About Vasculitis (CNS)
Vasculitis is characterized by inflammation in the blood vessels, which can result in damage that affects your overall health. The damage can occur not only in the tissues of your body but also your organs, or in some cases your brain vessels. Vasculitis comes in different types, some of them occur very rapidly, others produce symptoms more slowly over months. It is critical that you undergo the correct treatment to alleviate the issues before they become more prevalent. Educating yourself about this disease enables you to choose the right physician and treatment plan.
Symptoms of Vasculitis (CNS)
The general symptoms of vasculitis include:
- You probably started noticing that you didn’t feel well and began to experience body aches and pains. These symptoms may have included a headache, fatigue or fever.
- Many patients experience unexplainable weight loss or develop a rash on their body.
- You may have woken in the middle of the night to realize you were sweating. These night sweats may have become more frequent over time.
- You may have noticed problems with your limbs. Many people have numbness or tingling in their arms or legs, or notice the absence of a pulse in the extremity.
There are many different forms of vasculitis and the symptoms are just as varied, such as joint pain with cryoglobulinemia or scalp tenderness with giant cell arteritis. In some forms of the disorder, other diseases can exacerbate the symptoms of vasculitis or trigger it, thus making it more difficult to treat. Most general practitioners will refer you to a neurosurgeon if they suspect a vasculitis that involves the brain to determine the exact type of vasculitis and the most effective treatment plan.
Diagnosing Vasculitis (CNS)
Blood test results can indicate inflammation of your blood vessels. The presence of an abnormally high level of C-reactive protein is one such indicator. The presence of too much protein in your urine or red blood cells is another red flag that is discovered by routine tests.
Your doctor may try various types of non-invasive imaging, which can help pinpoint which blood vessels are inflamed and which organs are affected by your vasculitis. This insight is quite helpful in providing the doctor the information he or she needs to plan your treatment.
Angiography is a type of imaging that allows the physician to closely observe your blood vessels. This is done by inserting a slim catheter and injecting dye into an artery or vein.
Taking a biopsy of the tissue in the section of your body that is causing you problems is another form of diagnostic testing that can determine if your medical problem is a form of vasculitis.
Treatment Options for Vasculitis (CNS)
The treatment of vasculitis usually involves two phases. The first course of action is to stop the initial inflammation. After this has been done, your doctor or surgeon will move on to the second phase, which focuses on preventing a recurrence.

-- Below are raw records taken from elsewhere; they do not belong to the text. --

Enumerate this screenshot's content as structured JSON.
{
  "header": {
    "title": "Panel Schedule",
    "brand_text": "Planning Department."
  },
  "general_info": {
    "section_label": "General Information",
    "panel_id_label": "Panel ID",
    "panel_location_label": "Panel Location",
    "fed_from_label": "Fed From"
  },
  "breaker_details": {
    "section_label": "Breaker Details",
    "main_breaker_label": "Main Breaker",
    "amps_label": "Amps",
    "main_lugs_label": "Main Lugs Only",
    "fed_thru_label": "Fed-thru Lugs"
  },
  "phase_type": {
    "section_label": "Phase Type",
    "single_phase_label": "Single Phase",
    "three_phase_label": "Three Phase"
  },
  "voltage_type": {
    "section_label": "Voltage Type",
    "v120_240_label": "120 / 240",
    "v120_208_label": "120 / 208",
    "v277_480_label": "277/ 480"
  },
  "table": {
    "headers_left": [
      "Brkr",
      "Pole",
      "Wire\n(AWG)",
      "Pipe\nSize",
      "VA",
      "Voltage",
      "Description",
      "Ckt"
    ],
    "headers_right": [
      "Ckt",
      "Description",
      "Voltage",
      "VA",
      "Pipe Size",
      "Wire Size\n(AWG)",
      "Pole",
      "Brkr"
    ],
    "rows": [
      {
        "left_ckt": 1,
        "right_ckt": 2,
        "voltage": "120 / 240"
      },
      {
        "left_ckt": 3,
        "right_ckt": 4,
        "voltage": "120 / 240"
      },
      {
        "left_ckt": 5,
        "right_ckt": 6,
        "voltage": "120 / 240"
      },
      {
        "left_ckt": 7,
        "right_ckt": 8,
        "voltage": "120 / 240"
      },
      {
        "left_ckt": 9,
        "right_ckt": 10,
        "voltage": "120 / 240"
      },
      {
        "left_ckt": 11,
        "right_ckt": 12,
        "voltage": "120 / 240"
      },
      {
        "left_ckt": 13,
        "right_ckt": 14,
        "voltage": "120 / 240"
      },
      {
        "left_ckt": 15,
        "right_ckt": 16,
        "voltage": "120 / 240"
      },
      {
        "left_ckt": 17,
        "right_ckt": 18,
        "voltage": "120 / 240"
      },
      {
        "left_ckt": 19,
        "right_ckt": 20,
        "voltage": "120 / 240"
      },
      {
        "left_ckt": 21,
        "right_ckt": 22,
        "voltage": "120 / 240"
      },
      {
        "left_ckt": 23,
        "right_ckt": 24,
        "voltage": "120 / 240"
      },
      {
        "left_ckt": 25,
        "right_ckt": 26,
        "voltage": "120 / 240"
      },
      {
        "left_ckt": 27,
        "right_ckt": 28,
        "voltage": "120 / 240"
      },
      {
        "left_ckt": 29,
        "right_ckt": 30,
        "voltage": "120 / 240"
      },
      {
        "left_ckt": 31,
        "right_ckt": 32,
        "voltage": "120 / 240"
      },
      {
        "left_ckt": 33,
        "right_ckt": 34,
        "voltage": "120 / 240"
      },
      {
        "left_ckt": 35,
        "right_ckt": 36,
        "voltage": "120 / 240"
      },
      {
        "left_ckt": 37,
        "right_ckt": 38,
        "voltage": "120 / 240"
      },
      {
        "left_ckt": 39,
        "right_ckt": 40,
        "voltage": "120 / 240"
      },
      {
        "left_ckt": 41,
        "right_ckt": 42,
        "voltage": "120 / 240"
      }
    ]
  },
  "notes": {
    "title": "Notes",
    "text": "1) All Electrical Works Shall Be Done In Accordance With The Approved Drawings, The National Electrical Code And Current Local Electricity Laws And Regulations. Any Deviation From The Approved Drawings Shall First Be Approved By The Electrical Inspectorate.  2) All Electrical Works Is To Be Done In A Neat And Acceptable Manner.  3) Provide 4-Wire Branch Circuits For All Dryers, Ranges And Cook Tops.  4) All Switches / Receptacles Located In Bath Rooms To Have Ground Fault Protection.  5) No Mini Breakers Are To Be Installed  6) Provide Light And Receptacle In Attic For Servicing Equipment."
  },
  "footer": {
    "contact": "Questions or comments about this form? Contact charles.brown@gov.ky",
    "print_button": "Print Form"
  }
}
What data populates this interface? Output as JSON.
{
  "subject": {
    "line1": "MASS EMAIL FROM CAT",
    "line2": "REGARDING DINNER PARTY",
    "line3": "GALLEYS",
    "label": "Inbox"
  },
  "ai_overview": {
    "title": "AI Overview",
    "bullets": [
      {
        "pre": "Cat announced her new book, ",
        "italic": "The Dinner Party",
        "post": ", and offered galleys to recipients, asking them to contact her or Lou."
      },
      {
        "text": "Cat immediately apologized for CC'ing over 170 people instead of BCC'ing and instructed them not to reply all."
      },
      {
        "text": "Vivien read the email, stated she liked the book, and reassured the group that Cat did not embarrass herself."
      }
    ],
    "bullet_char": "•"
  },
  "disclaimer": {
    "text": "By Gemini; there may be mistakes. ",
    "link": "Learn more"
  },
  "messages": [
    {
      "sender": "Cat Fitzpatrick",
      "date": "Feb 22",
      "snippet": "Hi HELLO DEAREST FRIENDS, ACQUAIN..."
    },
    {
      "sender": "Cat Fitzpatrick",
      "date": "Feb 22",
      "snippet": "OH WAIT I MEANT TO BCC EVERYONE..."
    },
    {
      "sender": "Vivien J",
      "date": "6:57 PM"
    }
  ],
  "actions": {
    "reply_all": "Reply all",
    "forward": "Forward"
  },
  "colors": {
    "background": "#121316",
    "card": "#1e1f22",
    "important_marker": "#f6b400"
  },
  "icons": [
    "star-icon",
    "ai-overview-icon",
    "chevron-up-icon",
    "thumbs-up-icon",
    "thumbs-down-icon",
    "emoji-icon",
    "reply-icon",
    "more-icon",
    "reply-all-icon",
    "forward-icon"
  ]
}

Treating other medical issues that may trigger the vasculitis is another important factor in your treatment plan.
Prescription drugs are effective in treating the inflammation of the blood vessels. These drugs include corticosteroids which help to eliminate the inflammation. If this type of drug doesn’t have positive results, the physician often prescribes an immunosuppressant drug. These work by helping the immune system to function correctly and alleviate the inflammation it causes.
Some patients must cope with ongoing problems associated with vasculitis for the rest of their lives. Others only have occasional flare-ups. Choosing the right doctor to treat this disease will help you to get the most desirable outcome.
Why Choose Neurosurgeons of New Jersey?
Confidence in your health care provider is an important consideration when your health is compromised. The Neurosurgeons of New Jersey are a large, sub-specialized neurosurgery group with several offices in the Tri-state area. Their vast experience in vasculitis and other neurological disorders enables them to provide their each of their patients with compassionate treatment and focused, skilled care.